Work required:
Could you copy every line of the data that contains the word "KHARE"?

Items listed in a dataset
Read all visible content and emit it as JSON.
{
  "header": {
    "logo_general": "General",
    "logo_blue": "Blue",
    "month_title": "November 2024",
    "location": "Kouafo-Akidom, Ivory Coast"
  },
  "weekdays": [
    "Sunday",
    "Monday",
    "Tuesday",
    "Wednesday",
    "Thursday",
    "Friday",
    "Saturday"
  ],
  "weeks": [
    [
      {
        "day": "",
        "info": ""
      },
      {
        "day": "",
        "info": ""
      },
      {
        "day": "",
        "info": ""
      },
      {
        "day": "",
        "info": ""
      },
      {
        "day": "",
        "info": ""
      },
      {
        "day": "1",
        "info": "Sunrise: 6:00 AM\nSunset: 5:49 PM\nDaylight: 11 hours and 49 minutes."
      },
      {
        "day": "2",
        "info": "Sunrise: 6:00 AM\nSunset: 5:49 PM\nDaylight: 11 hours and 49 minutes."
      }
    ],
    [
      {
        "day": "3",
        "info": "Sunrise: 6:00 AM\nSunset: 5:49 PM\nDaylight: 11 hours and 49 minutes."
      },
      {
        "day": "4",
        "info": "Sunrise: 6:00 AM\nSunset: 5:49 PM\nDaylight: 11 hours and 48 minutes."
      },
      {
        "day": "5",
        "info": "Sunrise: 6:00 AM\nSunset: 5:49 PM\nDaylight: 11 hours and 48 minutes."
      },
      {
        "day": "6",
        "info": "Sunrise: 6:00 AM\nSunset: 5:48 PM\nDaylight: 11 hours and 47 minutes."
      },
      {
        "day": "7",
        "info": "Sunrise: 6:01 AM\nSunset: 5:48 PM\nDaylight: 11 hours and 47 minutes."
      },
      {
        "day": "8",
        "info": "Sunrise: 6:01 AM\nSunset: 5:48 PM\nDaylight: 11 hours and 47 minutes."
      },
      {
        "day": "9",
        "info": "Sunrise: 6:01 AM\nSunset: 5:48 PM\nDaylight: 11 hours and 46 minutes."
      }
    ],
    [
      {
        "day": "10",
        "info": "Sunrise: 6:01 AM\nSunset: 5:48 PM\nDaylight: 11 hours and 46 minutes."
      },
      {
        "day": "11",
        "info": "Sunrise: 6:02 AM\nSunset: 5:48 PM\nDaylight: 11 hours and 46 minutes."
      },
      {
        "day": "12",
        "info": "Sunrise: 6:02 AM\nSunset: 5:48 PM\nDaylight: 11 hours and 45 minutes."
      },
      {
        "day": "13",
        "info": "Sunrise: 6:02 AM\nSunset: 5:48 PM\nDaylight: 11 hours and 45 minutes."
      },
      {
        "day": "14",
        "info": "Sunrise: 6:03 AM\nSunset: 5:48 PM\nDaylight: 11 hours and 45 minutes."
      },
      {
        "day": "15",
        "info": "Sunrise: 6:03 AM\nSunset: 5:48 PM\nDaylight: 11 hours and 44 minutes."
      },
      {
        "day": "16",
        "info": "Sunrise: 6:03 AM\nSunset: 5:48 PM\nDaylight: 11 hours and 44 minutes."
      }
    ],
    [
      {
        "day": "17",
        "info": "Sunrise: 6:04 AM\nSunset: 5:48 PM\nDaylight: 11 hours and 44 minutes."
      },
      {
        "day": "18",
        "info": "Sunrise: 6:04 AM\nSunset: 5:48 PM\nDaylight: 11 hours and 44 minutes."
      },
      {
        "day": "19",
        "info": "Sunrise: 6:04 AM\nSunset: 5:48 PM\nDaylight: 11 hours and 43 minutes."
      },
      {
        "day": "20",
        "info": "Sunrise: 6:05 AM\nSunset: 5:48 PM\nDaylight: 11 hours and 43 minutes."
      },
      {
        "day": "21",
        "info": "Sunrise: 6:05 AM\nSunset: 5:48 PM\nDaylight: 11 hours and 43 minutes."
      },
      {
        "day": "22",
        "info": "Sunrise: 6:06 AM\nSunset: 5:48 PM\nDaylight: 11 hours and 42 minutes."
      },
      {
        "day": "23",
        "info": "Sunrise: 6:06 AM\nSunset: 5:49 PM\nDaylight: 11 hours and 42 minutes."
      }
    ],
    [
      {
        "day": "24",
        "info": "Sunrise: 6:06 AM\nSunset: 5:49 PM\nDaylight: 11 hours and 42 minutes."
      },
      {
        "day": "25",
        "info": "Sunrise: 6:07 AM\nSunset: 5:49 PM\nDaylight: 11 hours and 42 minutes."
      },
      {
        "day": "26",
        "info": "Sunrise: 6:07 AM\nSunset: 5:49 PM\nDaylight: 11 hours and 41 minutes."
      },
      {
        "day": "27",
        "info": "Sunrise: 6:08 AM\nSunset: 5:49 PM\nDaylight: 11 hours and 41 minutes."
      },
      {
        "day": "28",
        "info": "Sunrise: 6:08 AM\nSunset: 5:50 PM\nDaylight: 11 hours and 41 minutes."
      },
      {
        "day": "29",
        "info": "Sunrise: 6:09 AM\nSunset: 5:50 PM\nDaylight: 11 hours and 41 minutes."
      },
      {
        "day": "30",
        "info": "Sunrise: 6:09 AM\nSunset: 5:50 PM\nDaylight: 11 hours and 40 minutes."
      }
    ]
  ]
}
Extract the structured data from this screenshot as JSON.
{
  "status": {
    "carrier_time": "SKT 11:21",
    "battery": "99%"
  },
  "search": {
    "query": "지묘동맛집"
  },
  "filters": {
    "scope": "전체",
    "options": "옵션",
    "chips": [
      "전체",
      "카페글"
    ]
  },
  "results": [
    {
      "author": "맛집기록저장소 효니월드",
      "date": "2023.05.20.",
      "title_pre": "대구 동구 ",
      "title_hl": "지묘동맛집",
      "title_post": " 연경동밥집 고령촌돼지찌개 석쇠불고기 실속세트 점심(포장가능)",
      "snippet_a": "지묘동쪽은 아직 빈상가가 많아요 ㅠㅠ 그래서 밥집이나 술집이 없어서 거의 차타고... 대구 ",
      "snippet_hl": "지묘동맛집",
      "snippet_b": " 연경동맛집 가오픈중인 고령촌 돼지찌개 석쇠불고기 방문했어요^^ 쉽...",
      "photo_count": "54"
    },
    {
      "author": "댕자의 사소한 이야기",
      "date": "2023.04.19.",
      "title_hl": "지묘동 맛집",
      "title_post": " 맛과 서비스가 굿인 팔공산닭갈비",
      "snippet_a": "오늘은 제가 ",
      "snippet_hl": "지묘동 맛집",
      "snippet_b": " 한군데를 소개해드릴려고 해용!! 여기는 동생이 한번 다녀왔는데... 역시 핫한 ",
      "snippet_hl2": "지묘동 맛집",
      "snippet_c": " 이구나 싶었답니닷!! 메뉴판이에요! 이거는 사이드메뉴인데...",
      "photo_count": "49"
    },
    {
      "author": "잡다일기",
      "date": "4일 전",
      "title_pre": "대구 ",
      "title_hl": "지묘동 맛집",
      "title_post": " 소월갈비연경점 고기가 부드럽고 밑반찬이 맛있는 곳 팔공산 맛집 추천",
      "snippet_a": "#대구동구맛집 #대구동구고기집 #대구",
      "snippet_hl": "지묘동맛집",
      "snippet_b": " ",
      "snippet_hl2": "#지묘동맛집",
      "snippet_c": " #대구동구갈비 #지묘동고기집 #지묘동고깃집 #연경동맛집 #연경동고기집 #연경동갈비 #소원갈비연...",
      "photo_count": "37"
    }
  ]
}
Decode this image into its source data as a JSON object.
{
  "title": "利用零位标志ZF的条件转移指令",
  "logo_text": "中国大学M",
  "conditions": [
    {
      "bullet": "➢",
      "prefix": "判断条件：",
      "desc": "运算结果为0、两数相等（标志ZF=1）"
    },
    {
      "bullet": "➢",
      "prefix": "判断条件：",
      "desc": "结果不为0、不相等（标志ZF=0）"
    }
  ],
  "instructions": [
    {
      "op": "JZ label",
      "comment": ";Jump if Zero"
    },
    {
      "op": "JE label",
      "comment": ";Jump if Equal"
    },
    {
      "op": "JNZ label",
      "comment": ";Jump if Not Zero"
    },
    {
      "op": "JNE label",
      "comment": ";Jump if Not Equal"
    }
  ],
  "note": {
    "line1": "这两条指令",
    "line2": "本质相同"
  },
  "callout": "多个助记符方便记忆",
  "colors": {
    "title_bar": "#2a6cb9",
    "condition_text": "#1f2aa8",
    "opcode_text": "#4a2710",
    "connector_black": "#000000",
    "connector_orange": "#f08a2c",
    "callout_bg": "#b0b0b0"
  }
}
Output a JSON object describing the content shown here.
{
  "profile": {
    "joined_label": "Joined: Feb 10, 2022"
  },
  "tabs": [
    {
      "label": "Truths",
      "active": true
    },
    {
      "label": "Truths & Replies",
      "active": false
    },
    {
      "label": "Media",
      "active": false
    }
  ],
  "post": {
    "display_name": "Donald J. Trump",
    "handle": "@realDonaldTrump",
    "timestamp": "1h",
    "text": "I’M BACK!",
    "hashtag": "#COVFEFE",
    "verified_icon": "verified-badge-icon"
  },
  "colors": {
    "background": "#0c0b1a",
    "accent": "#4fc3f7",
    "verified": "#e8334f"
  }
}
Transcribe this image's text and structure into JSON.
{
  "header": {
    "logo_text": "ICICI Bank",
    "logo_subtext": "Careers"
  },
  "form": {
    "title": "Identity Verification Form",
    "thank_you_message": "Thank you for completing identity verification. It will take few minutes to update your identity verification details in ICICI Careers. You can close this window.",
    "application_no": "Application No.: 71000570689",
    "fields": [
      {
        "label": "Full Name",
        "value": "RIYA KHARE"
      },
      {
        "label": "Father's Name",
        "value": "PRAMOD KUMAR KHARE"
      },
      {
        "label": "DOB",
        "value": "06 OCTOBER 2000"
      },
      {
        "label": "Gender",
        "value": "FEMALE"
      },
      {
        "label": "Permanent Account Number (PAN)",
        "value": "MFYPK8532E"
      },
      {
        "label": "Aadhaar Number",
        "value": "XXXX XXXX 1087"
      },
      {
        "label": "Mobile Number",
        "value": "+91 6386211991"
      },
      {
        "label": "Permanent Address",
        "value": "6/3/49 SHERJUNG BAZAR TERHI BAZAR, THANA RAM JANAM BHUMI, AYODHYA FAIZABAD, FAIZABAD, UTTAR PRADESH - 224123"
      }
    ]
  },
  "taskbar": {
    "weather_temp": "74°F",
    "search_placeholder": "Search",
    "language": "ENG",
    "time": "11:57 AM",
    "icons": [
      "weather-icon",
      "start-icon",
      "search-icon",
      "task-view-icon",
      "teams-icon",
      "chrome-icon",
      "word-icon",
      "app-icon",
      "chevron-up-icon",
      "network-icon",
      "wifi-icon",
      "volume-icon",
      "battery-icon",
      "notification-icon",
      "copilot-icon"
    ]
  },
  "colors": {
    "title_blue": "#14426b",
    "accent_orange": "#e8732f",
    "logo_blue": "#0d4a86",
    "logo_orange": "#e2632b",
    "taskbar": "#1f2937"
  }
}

Output of the exercise:
        "value": "RIYA KHARE"
        "value": "PRAMOD KUMAR KHARE"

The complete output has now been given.